Ley, a Michigan State University child and adolescent psychiatrist with clinical expertise in trauma-related disorders, has partnered with Straub and Safe and Sound Schools – a non-profit founded by Michele Gay, who lost her first-grade daughter in the shooting at Sandy Hook Elementary in 2012.
Backed by an advisory board of notable national experts, with the Harvard T.H. Chan School of Public Health acting as third-party evaluator, the pilot is launching in two regions this fall – Calhoun and Mason counties. Three more regions will be phased in next year.
The project will feature a state-level Hub of experts, including psychiatrists, psychologists, criminologists, physicians, educators and law enforcement experts with backgrounds in research, training, and providing clinical services and technical assistance.
The Hub will conduct psychiatric, behavioral threat, and needs assessments of children or adolescents who get referred and enrolled in the program. From that information, a comprehensive and individualized care plan will be developed.

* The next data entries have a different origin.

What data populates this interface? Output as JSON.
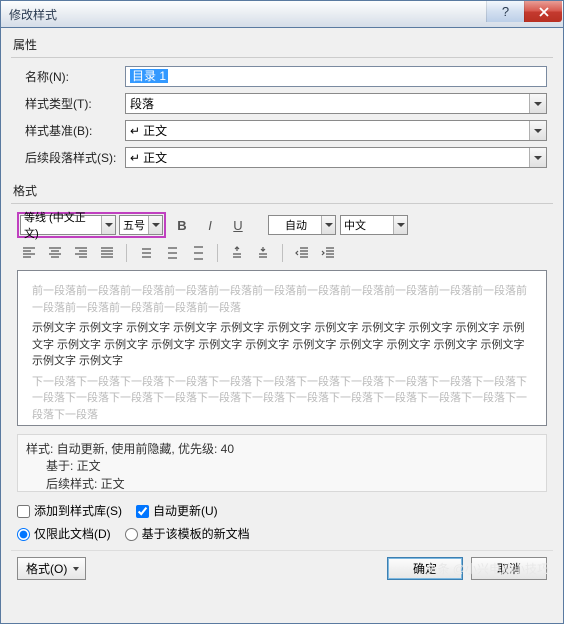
{
  "title": "修改样式",
  "sections": {
    "props": "属性",
    "format": "格式"
  },
  "fields": {
    "name_label": "名称(N):",
    "name_value": "目录 1",
    "type_label": "样式类型(T):",
    "type_value": "段落",
    "based_label": "样式基准(B):",
    "based_value": "正文",
    "next_label": "后续段落样式(S):",
    "next_value": "正文"
  },
  "format_toolbar": {
    "font_name": "等线 (中文正文)",
    "font_size": "五号",
    "color": "自动",
    "lang": "中文"
  },
  "preview": {
    "ghost_before": "前一段落前一段落前一段落前一段落前一段落前一段落前一段落前一段落前一段落前一段落前一段落前一段落前一段落前一段落前一段落前一段落",
    "sample": "示例文字 示例文字 示例文字 示例文字 示例文字 示例文字 示例文字 示例文字 示例文字 示例文字 示例文字 示例文字 示例文字 示例文字 示例文字 示例文字 示例文字 示例文字 示例文字 示例文字 示例文字 示例文字 示例文字",
    "ghost_after": "下一段落下一段落下一段落下一段落下一段落下一段落下一段落下一段落下一段落下一段落下一段落下一段落下一段落下一段落下一段落下一段落下一段落下一段落下一段落下一段落下一段落下一段落下一段落下一段落"
  },
  "description": {
    "line1": "样式: 自动更新, 使用前隐藏, 优先级: 40",
    "line2": "基于: 正文",
    "line3": "后续样式: 正文"
  },
  "options": {
    "add_to_gallery": "添加到样式库(S)",
    "auto_update": "自动更新(U)",
    "this_doc": "仅限此文档(D)",
    "template": "基于该模板的新文档"
  },
  "buttons": {
    "format": "格式(O)",
    "ok": "确定",
    "cancel": "取消"
  },
  "watermark": "头条 @小兴电脑小技巧"
}
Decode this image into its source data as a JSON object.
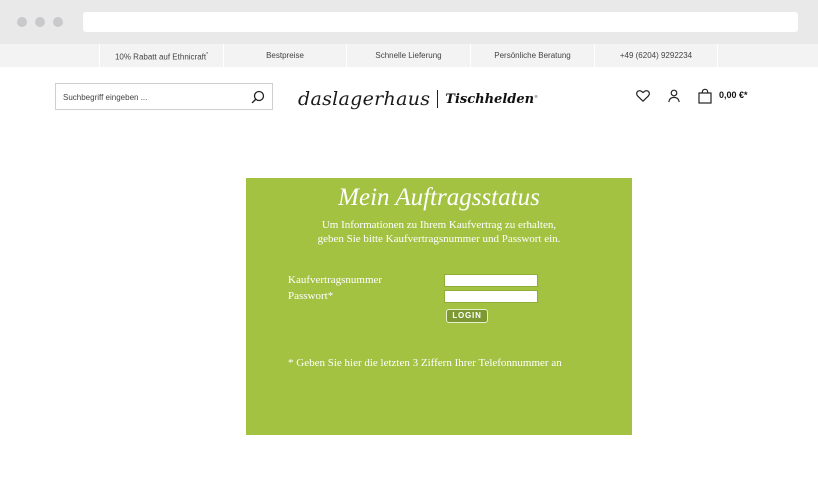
{
  "topbar": {
    "items": [
      {
        "label": "10% Rabatt auf Ethnicraft",
        "mark": "*"
      },
      {
        "label": "Bestpreise"
      },
      {
        "label": "Schnelle Lieferung"
      },
      {
        "label": "Persönliche Beratung"
      },
      {
        "label": "+49 (6204) 9292234"
      }
    ]
  },
  "header": {
    "search_placeholder": "Suchbegriff eingeben ...",
    "search_icon": "search-icon",
    "logo_main": "daslagerhaus",
    "logo_secondary": "Tischhelden",
    "logo_secondary_mark": "®",
    "icons": [
      "heart-icon",
      "user-icon",
      "shopping-bag-icon"
    ],
    "cart_total": "0,00 €*"
  },
  "order_status": {
    "title": "Mein Auftragsstatus",
    "description_line1": "Um Informationen zu Ihrem Kaufvertrag zu erhalten,",
    "description_line2": "geben Sie bitte Kaufvertragsnummer und Passwort ein.",
    "contract_label": "Kaufvertragsnummer",
    "contract_value": "",
    "password_label": "Passwort*",
    "password_value": "",
    "login_label": "LOGIN",
    "footnote": "* Geben Sie hier die letzten 3 Ziffern Ihrer Telefonnummer an"
  },
  "colors": {
    "panel_background": "#a3c242",
    "login_button": "#7d9a32",
    "topbar_background": "#f3f3f3"
  }
}
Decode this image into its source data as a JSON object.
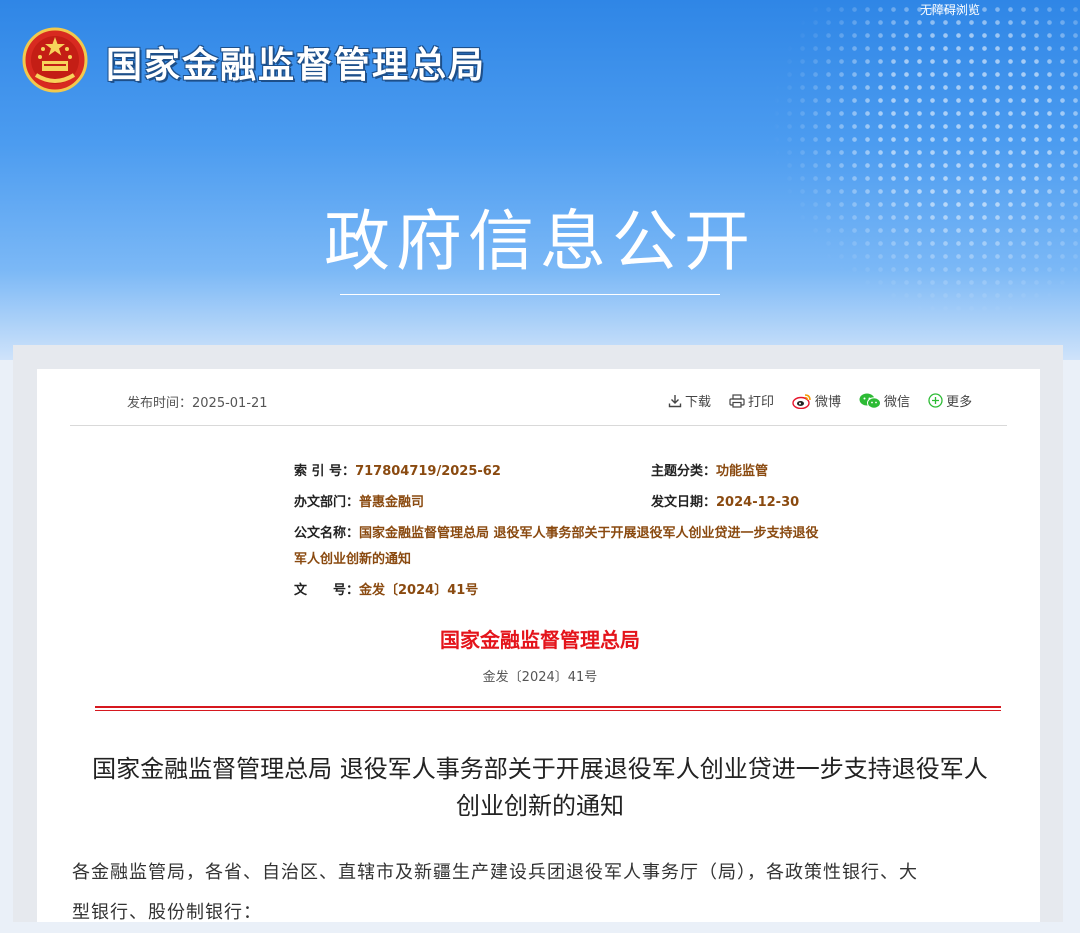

Each region will also receive an intensive support team that includes a case manager, responsible for monitoring local implementation of the plan, and a mentor who acts as an adult role model and stays in regular touch to help the young person navigate challenges and identify activities of interest to further build connection.
“All treatment and services will be implemented in the community and not by the Hub or the regional support team, although the community professionals working with the adolescents will have access to expert consultation,” Ley said. “It doesn’t make sense for kids to leave to get treatment when the goal is to better integrate them and their families into the community.”
Care plans could include psychiatric or medical treatment, vocational training, social skills and connections interventions, therapies such as speech or language services, family supports – whatever is needed to address the struggles a young person is facing.
There is no “profile” of a school shooter nor one-size-fits-all solution, Straub said.
Researchers have learned from compiling data on averted and completed school shootings that the majority of attackers are adolescents and most schools involved are public high schools in rural and suburban communities.
An exception exists for every rule, so it’s important not to focus on a subset of individuals but to zero in on behavior, Straub said: “What are the behaviors that are manifesting and what are the causes of that behavior? What are the triggers – the antecedent events – that stimulate that behavior?
“Then how can we stop it? Behavior is a manifestation of underlying mental health challenges or life challenges – and we can try to address those.”
Outlines of the project have been discussed and evolved over years by Ley and Straub, along with Ley’s professional mentor, Dr. Frank Ochberg – a giant in the field of trauma-related stress who is on the advisory board. Ley is grateful to Gov. Gretchen Whitmer for securing funding for the pilot.
Above all, Ley said, the project’s partners believe young people in distress can be helped to create a sense of connection and confidence within their communities which shifts them away from a path toward violence.
The hope with Prevent 2 Protect is to create a model for averting school violence that can be replicated across Michigan and the U.S., she added. “What an extraordinary opportunity to work with experts from across the country who all have a common goal – and that’s to protect our children.”
Learn more at prevent2protect.msu.edu.